Homelander’s monologue is masterfully written and acted. Actually, he has two in this episode, one to the jumper and one to the crowd at his birthday bash. He likens supes like himself to gods and shuns the notion that they’re anything like the people who adore them. He frames himself as a messianic figure, saying he knew how Jesus felt about being the product of immaculate conception. Antony Starr almost always steals the show in this role, and this is no exception. With Homelander as the only man in the sky, these people have a lot to fear, especially as Stan Edgar seems to be losing his grip on him. He’s also becoming a little more unhinged with the suicide of Stormfront, who gave up hope when he told her to drop the Nazi crap. Butcher stoops to the lowest form of hypocrisy, shooting up with the temp V and killing Gunpowder. There’s a big contradiction in how he sees supes, how he feels about Ryan, and his willingness to become what he hates. Humans are full of contradictions, though, so in a way, this makes him more realistic.

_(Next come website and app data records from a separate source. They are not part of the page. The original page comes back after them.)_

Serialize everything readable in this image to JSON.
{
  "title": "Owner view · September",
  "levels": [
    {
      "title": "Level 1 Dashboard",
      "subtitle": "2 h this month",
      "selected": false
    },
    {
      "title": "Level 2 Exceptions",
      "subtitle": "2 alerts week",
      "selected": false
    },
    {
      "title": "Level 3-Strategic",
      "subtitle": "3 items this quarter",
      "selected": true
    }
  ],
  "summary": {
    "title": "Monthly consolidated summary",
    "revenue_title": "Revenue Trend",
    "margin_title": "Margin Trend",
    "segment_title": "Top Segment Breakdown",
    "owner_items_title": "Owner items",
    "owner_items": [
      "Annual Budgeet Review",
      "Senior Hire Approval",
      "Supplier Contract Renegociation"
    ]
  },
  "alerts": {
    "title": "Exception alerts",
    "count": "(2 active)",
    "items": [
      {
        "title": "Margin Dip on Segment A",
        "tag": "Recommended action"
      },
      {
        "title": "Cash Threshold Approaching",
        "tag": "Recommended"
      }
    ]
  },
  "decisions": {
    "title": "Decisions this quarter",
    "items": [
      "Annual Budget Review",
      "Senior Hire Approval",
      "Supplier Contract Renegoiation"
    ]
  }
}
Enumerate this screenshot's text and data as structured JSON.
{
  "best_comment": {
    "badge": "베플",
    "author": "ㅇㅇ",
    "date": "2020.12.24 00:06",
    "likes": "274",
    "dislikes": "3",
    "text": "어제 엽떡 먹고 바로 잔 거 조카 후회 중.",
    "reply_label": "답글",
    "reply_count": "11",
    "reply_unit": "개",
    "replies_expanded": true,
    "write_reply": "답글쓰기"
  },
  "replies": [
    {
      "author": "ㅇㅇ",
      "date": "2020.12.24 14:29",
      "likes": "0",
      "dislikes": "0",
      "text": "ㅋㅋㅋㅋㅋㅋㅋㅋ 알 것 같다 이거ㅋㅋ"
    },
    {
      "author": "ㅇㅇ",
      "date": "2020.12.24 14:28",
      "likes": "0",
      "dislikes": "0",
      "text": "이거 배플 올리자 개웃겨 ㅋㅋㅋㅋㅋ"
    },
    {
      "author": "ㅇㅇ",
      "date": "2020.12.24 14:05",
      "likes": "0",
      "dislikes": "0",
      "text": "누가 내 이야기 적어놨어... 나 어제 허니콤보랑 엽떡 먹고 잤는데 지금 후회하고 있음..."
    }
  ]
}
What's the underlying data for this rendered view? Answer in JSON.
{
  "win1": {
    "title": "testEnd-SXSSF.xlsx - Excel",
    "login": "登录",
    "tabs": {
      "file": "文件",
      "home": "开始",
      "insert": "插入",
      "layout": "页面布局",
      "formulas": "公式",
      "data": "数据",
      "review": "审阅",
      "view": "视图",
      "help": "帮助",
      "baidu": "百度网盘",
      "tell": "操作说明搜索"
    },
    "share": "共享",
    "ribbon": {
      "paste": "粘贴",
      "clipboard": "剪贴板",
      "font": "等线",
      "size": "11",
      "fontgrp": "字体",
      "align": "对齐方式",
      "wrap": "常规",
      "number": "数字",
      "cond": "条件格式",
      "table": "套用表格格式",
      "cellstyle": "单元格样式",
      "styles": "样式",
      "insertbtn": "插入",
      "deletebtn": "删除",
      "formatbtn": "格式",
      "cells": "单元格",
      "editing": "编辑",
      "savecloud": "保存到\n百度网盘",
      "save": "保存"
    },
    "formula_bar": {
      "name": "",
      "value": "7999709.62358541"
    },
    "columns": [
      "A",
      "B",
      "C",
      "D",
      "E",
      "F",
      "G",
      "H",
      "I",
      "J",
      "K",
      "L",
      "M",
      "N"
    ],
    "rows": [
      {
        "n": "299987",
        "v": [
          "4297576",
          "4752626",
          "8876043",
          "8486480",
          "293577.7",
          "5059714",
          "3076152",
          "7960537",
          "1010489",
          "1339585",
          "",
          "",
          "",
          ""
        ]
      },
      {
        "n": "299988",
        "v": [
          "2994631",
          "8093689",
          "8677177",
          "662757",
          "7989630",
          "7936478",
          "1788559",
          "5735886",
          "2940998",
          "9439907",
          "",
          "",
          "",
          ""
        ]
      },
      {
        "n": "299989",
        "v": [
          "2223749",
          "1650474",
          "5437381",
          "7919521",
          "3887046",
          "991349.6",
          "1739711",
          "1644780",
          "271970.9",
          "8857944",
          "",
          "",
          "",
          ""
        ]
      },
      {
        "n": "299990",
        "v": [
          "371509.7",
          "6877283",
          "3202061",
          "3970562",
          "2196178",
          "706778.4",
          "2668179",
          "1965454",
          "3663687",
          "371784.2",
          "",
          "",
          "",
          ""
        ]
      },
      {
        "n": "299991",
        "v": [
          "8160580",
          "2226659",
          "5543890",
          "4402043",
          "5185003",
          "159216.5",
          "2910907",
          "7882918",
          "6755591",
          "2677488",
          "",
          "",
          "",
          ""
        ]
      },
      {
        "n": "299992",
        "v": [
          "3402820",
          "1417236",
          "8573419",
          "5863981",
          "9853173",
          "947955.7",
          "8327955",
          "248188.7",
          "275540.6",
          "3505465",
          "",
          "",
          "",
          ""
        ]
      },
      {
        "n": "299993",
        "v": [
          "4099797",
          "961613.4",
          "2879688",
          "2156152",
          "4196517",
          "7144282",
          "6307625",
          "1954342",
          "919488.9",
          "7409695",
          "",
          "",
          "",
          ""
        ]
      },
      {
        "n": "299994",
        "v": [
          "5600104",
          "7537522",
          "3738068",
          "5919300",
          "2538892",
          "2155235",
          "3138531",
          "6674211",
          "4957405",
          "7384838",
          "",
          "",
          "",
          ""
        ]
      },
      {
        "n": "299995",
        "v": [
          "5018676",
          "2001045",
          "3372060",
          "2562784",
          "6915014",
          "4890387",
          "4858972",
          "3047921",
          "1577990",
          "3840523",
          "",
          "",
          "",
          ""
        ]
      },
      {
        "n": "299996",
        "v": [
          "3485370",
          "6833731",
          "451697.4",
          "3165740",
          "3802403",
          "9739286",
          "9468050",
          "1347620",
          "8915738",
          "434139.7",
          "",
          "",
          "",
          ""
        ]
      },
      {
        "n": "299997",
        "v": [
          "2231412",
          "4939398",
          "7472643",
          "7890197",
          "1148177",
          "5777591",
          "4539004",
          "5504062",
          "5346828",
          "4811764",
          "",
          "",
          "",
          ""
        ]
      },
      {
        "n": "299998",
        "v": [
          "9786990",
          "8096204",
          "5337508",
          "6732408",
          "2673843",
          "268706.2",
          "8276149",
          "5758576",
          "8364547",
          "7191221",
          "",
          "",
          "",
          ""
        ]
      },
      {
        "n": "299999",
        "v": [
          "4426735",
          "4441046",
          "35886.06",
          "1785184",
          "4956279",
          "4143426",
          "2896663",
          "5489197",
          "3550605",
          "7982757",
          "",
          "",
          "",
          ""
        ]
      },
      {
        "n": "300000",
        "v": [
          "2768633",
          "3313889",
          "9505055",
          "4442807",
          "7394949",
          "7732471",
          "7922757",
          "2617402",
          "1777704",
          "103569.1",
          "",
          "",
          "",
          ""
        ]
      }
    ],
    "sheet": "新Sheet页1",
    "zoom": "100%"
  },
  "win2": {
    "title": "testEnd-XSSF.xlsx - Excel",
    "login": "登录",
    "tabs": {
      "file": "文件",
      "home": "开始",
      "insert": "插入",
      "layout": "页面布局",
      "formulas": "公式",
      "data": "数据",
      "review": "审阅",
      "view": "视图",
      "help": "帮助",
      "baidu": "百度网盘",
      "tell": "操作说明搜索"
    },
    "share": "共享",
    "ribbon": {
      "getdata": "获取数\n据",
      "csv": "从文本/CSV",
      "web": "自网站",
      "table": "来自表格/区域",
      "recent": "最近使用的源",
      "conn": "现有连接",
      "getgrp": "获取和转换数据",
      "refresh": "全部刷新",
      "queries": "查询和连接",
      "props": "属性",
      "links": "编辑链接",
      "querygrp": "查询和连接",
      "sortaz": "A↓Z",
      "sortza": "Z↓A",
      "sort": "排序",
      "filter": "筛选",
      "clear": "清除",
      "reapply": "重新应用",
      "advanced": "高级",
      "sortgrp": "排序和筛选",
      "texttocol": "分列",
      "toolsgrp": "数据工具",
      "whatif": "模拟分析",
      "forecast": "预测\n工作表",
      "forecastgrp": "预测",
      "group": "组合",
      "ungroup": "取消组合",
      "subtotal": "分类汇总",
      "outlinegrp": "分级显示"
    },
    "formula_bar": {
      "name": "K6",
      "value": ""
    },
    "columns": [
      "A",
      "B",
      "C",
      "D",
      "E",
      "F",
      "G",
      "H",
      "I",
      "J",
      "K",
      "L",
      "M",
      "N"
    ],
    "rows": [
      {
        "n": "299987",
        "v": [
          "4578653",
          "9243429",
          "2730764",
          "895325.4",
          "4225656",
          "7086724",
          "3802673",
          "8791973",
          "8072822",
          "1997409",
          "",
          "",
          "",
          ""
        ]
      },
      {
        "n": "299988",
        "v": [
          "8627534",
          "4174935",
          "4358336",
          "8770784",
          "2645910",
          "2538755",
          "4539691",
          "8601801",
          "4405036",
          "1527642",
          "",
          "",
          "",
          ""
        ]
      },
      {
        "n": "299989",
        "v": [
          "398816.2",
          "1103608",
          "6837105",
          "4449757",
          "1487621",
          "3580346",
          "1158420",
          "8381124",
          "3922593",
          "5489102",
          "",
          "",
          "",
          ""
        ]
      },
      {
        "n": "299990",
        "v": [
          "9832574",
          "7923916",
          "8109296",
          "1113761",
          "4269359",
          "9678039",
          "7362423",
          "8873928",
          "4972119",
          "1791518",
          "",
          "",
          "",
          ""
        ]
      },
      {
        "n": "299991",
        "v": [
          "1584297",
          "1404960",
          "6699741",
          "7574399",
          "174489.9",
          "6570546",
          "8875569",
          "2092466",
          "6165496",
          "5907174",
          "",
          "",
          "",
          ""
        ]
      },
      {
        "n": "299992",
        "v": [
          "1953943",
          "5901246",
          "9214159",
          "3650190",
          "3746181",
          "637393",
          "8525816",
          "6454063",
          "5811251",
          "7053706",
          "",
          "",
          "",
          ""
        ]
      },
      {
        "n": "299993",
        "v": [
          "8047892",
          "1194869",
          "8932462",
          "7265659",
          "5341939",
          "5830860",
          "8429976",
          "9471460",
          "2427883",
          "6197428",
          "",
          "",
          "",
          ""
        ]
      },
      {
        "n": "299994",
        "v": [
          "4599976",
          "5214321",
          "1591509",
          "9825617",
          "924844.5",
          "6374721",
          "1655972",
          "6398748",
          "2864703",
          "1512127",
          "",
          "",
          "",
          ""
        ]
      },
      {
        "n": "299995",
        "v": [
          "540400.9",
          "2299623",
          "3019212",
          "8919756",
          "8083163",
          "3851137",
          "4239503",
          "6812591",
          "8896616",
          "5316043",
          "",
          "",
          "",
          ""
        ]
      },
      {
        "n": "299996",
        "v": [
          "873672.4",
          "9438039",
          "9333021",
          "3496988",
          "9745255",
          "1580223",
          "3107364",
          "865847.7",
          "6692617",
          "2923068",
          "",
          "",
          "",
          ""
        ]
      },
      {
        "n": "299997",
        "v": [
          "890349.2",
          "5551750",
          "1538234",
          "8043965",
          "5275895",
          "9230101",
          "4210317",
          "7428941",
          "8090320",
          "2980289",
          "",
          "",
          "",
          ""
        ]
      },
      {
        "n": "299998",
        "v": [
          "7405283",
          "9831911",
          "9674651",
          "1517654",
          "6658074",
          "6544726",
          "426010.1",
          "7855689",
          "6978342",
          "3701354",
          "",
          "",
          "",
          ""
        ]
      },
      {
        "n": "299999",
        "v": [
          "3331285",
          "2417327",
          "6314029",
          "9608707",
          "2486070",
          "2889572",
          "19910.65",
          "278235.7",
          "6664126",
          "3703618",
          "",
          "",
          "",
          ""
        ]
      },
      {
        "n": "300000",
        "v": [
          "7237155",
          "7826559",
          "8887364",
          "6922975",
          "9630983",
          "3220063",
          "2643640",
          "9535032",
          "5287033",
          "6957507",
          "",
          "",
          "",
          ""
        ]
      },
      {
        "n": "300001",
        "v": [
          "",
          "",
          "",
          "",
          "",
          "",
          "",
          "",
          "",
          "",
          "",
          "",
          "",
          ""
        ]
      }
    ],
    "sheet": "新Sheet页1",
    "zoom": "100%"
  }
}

“The Only Man in the Sky” has a lot on its mind, just how I like it. The usual amounts of gore and social critique are here, and the acting is powerful in this episode. Overall, I liked this considerably more than “Payback.”
"The Only Man in the Sky" has a lot on its mind, just how I like it. The usual amounts of gore and social critique are here, and the acting is powerful in this episode. Overall, I liked this considerably more than "Payback."